# ASSIGNED TASK
When a line below contains the word "value", copy that line.

Dataset rows describing interfaces:
++++

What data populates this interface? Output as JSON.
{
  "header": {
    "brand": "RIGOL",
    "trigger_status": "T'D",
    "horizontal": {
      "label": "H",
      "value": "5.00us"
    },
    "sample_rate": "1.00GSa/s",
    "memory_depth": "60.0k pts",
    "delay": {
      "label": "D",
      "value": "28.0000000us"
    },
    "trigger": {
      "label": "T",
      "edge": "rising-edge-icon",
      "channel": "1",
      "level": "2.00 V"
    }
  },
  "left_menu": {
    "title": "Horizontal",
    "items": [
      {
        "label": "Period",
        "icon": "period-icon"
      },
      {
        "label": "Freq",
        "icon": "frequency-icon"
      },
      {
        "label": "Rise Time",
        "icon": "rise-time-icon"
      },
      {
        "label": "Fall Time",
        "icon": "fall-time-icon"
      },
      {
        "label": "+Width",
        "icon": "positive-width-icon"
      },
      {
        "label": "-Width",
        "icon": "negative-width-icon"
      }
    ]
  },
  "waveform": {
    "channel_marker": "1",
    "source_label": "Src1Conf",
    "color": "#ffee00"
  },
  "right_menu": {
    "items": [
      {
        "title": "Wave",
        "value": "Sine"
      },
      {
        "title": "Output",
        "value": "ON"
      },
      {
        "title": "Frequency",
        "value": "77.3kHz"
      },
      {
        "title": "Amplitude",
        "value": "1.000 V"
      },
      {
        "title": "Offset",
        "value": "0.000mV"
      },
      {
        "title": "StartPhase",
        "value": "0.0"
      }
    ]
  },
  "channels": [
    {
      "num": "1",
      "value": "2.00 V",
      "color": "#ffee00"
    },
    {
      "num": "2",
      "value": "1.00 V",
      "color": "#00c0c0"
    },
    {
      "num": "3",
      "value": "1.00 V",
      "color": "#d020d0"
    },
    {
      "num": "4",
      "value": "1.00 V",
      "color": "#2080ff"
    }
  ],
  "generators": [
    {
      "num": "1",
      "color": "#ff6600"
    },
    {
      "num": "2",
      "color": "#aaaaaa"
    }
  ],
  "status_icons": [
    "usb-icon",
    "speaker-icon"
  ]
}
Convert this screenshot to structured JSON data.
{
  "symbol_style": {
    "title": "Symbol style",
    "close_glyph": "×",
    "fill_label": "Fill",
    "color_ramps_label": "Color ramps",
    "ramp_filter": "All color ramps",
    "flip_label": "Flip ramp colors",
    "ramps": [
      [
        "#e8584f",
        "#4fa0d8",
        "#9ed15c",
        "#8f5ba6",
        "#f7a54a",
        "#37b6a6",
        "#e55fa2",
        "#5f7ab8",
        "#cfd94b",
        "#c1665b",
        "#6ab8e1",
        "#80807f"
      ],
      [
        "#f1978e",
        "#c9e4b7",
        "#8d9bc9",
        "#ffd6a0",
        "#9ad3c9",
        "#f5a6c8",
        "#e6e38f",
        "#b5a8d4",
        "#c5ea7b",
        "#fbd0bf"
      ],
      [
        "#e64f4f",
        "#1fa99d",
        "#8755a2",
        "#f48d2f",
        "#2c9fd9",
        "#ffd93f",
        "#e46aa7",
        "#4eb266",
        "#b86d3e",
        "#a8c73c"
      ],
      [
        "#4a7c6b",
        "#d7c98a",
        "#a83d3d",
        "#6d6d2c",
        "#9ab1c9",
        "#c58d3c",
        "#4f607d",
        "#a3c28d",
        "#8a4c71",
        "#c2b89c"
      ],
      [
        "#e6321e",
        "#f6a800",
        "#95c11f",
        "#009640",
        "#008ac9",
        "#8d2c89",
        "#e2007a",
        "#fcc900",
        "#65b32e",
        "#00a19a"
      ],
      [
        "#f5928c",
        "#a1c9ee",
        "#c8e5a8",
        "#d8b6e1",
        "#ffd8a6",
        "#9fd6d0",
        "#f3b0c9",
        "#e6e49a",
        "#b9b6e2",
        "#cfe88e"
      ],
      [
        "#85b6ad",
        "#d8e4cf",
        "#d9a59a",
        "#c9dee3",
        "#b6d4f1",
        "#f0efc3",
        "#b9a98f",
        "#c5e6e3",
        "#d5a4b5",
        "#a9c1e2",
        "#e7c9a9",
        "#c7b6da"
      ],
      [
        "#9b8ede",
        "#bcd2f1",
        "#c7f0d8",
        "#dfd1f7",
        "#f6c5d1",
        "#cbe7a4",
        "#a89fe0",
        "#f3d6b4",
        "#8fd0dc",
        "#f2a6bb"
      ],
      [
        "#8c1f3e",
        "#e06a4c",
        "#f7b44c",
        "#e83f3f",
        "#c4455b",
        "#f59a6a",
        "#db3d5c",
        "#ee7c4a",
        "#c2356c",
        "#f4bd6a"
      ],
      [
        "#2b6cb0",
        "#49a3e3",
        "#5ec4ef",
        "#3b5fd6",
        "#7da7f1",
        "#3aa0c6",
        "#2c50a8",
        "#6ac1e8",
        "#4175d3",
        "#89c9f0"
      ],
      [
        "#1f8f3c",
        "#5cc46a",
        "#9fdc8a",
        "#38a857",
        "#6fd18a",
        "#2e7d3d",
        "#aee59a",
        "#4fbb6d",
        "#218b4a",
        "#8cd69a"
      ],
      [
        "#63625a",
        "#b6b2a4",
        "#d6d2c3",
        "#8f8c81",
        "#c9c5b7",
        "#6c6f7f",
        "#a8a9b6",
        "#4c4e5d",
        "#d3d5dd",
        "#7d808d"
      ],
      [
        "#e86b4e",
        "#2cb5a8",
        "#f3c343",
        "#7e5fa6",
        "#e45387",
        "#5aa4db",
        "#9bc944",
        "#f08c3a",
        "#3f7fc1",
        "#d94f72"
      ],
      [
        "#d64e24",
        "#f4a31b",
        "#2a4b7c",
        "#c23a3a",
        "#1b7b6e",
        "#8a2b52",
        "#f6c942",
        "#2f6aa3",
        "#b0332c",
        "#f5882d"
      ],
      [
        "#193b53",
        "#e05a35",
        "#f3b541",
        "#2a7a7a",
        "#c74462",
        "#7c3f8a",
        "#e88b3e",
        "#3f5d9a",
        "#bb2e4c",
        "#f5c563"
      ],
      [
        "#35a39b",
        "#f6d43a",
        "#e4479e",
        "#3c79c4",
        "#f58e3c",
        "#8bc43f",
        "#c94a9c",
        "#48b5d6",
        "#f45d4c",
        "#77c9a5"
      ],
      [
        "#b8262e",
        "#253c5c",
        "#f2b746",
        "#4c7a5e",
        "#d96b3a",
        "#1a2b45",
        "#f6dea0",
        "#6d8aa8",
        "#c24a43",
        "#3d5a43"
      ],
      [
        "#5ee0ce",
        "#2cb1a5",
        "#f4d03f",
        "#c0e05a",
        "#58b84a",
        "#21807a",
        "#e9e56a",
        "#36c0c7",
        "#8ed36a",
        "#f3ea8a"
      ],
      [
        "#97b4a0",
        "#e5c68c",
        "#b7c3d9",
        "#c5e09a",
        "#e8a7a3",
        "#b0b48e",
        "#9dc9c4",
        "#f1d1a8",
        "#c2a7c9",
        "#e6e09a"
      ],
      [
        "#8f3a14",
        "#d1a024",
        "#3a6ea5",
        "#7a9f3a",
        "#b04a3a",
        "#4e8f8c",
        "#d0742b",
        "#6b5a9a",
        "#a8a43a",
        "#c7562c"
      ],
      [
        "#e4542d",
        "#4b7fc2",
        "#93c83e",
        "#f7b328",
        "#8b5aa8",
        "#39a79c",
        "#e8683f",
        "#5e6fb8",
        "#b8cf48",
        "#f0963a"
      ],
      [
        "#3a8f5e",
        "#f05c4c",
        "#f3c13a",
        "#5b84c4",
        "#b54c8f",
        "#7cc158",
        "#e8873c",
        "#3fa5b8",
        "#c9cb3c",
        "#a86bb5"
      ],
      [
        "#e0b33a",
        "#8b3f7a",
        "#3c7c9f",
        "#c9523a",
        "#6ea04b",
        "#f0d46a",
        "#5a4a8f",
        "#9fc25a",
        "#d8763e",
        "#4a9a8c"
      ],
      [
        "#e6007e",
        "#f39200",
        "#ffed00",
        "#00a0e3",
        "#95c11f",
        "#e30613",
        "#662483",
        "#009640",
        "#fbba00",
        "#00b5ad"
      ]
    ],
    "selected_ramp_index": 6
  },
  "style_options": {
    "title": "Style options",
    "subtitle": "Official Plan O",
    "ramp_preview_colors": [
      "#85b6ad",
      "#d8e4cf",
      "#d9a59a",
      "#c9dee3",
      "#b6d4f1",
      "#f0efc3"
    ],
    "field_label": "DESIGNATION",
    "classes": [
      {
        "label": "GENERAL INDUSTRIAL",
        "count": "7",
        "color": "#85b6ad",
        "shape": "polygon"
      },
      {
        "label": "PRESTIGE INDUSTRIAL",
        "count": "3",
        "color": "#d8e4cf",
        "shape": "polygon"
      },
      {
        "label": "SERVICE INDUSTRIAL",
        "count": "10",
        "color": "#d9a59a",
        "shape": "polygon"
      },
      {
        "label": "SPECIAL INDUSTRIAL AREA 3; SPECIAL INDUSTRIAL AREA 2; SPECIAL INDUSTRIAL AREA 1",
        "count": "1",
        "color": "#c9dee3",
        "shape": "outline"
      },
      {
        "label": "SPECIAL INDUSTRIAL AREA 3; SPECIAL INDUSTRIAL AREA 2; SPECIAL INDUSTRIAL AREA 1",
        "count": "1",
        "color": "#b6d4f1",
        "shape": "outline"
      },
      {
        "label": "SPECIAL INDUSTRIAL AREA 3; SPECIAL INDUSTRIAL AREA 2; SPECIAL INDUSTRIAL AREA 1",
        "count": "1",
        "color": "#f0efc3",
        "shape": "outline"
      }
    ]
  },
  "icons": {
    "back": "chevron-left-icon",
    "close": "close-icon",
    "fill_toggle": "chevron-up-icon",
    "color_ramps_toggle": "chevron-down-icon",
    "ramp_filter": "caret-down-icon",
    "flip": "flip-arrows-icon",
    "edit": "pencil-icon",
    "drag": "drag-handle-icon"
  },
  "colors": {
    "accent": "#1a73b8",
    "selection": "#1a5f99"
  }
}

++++

# SOLVED PROBLEM
      "value": "5.00us"
      "value": "28.0000000us"
        "value": "Sine"
        "value": "ON"
        "value": "77.3kHz"
        "value": "1.000 V"
        "value": "0.000mV"
        "value": "0.0"
      "value": "2.00 V",
      "value": "1.00 V",
      "value": "1.00 V",
      "value": "1.00 V",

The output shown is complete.